• The task: All of the records need to be retyped exactly, with no line dropped.

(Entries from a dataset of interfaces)
[Start of Attachment]

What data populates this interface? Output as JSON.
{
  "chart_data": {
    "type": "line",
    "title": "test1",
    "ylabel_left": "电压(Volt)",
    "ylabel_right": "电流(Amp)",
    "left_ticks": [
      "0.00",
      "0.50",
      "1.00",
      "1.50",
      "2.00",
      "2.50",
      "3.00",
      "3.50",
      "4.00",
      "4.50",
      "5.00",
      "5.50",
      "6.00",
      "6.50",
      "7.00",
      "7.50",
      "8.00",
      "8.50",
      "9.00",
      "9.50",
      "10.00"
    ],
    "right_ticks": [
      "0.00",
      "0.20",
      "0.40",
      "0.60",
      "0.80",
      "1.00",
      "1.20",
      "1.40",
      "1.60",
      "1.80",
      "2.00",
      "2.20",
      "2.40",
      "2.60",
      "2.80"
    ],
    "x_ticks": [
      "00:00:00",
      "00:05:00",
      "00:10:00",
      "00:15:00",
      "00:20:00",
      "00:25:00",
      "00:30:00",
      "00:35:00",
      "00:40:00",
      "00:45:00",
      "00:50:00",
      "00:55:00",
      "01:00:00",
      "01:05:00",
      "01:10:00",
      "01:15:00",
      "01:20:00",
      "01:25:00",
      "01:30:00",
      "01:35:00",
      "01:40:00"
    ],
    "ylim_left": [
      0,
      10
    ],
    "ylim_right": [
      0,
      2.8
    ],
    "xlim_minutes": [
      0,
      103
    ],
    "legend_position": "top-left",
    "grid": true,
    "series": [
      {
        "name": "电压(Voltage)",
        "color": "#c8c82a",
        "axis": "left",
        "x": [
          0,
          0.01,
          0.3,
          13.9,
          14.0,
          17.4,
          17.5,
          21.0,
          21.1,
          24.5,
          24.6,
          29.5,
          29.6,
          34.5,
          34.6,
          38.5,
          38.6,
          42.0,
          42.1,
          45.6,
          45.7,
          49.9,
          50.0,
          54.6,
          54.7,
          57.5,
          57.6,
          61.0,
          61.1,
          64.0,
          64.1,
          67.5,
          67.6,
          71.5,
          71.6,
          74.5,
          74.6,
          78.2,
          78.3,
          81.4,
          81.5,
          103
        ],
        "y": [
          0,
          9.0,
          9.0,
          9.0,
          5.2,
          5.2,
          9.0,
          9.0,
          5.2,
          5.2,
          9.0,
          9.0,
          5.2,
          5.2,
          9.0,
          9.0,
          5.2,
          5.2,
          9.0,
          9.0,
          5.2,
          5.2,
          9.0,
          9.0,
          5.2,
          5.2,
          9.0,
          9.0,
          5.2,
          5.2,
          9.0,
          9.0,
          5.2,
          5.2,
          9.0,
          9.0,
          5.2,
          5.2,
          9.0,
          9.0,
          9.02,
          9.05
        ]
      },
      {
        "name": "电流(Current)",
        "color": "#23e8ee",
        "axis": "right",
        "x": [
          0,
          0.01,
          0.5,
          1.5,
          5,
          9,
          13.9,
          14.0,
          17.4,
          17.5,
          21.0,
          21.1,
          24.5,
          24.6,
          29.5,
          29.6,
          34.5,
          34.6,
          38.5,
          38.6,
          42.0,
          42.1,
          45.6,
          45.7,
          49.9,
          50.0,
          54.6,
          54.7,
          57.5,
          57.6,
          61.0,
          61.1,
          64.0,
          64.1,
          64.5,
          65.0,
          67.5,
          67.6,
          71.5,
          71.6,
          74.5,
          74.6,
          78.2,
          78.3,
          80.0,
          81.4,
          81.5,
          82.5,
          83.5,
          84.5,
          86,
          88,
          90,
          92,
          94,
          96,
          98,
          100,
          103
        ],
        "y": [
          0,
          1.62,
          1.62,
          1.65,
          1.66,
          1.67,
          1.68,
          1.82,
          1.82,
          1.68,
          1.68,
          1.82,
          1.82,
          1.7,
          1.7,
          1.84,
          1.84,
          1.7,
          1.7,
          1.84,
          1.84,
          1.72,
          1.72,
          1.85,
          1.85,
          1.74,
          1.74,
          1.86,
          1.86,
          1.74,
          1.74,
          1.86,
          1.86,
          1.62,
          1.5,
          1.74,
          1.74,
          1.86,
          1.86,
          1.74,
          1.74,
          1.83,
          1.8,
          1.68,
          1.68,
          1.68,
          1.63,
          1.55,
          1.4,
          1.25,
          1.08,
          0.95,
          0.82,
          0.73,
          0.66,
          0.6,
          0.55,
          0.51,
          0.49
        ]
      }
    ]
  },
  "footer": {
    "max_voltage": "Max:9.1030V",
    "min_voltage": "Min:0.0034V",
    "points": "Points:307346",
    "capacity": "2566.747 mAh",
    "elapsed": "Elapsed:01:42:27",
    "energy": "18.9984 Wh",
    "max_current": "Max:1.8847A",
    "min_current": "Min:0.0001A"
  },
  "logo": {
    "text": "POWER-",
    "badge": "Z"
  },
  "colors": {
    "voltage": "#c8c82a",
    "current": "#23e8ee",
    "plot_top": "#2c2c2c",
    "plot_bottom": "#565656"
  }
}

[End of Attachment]

• Task output:
What data populates this interface? Output as JSON.
{
  "chart_data": {
    "type": "line",
    "title": "test1",
    "ylabel_left": "电压(Volt)",
    "ylabel_right": "电流(Amp)",
    "left_ticks": [
      "0.00",
      "0.50",
      "1.00",
      "1.50",
      "2.00",
      "2.50",
      "3.00",
      "3.50",
      "4.00",
      "4.50",
      "5.00",
      "5.50",
      "6.00",
      "6.50",
      "7.00",
      "7.50",
      "8.00",
      "8.50",
      "9.00",
      "9.50",
      "10.00"
    ],
    "right_ticks": [
      "0.00",
      "0.20",
      "0.40",
      "0.60",
      "0.80",
      "1.00",
      "1.20",
      "1.40",
      "1.60",
      "1.80",
      "2.00",
      "2.20",
      "2.40",
      "2.60",
      "2.80"
    ],
    "x_ticks": [
      "00:00:00",
      "00:05:00",
      "00:10:00",
      "00:15:00",
      "00:20:00",
      "00:25:00",
      "00:30:00",
      "00:35:00",
      "00:40:00",
      "00:45:00",
      "00:50:00",
      "00:55:00",
      "01:00:00",
      "01:05:00",
      "01:10:00",
      "01:15:00",
      "01:20:00",
      "01:25:00",
      "01:30:00",
      "01:35:00",
      "01:40:00"
    ],
    "ylim_left": [
      0,
      10
    ],
    "ylim_right": [
      0,
      2.8
    ],
    "xlim_minutes": [
      0,
      103
    ],
    "legend_position": "top-left",
    "grid": true,
    "series": [
      {
        "name": "电压(Voltage)",
        "color": "#c8c82a",
        "axis": "left",
        "x": [
          0,
          0.01,
          0.3,
          13.9,
          14.0,
          17.4,
          17.5,
          21.0,
          21.1,
          24.5,
          24.6,
          29.5,
          29.6,
          34.5,
          34.6,
          38.5,
          38.6,
          42.0,
          42.1,
          45.6,
          45.7,
          49.9,
          50.0,
          54.6,
          54.7,
          57.5,
          57.6,
          61.0,
          61.1,
          64.0,
          64.1,
          67.5,
          67.6,
          71.5,
          71.6,
          74.5,
          74.6,
          78.2,
          78.3,
          81.4,
          81.5,
          103
        ],
        "y": [
          0,
          9.0,
          9.0,
          9.0,
          5.2,
          5.2,
          9.0,
          9.0,
          5.2,
          5.2,
          9.0,
          9.0,
          5.2,
          5.2,
          9.0,
          9.0,
          5.2,
          5.2,
          9.0,
          9.0,
          5.2,
          5.2,
          9.0,
          9.0,
          5.2,
          5.2,
          9.0,
          9.0,
          5.2,
          5.2,
          9.0,
          9.0,
          5.2,
          5.2,
          9.0,
          9.0,
          5.2,
          5.2,
          9.0,
          9.0,
          9.02,
          9.05
        ]
      },
      {
        "name": "电流(Current)",
        "color": "#23e8ee",
        "axis": "right",
        "x": [
          0,
          0.01,
          0.5,
          1.5,
          5,
          9,
          13.9,
          14.0,
          17.4,
          17.5,
          21.0,
          21.1,
          24.5,
          24.6,
          29.5,
          29.6,
          34.5,
          34.6,
          38.5,
          38.6,
          42.0,
          42.1,
          45.6,
          45.7,
          49.9,
          50.0,
          54.6,
          54.7,
          57.5,
          57.6,
          61.0,
          61.1,
          64.0,
          64.1,
          64.5,
          65.0,
          67.5,
          67.6,
          71.5,
          71.6,
          74.5,
          74.6,
          78.2,
          78.3,
          80.0,
          81.4,
          81.5,
          82.5,
          83.5,
          84.5,
          86,
          88,
          90,
          92,
          94,
          96,
          98,
          100,
          103
        ],
        "y": [
          0,
          1.62,
          1.62,
          1.65,
          1.66,
          1.67,
          1.68,
          1.82,
          1.82,
          1.68,
          1.68,
          1.82,
          1.82,
          1.7,
          1.7,
          1.84,
          1.84,
          1.7,
          1.7,
          1.84,
          1.84,
          1.72,
          1.72,
          1.85,
          1.85,
          1.74,
          1.74,
          1.86,
          1.86,
          1.74,
          1.74,
          1.86,
          1.86,
          1.62,
          1.5,
          1.74,
          1.74,
          1.86,
          1.86,
          1.74,
          1.74,
          1.83,
          1.8,
          1.68,
          1.68,
          1.68,
          1.63,
          1.55,
          1.4,
          1.25,
          1.08,
          0.95,
          0.82,
          0.73,
          0.66,
          0.6,
          0.55,
          0.51,
          0.49
        ]
      }
    ]
  },
  "footer": {
    "max_voltage": "Max:9.1030V",
    "min_voltage": "Min:0.0034V",
    "points": "Points:307346",
    "capacity": "2566.747 mAh",
    "elapsed": "Elapsed:01:42:27",
    "energy": "18.9984 Wh",
    "max_current": "Max:1.8847A",
    "min_current": "Min:0.0001A"
  },
  "logo": {
    "text": "POWER-",
    "badge": "Z"
  },
  "colors": {
    "voltage": "#c8c82a",
    "current": "#23e8ee",
    "plot_top": "#2c2c2c",
    "plot_bottom": "#565656"
  }
}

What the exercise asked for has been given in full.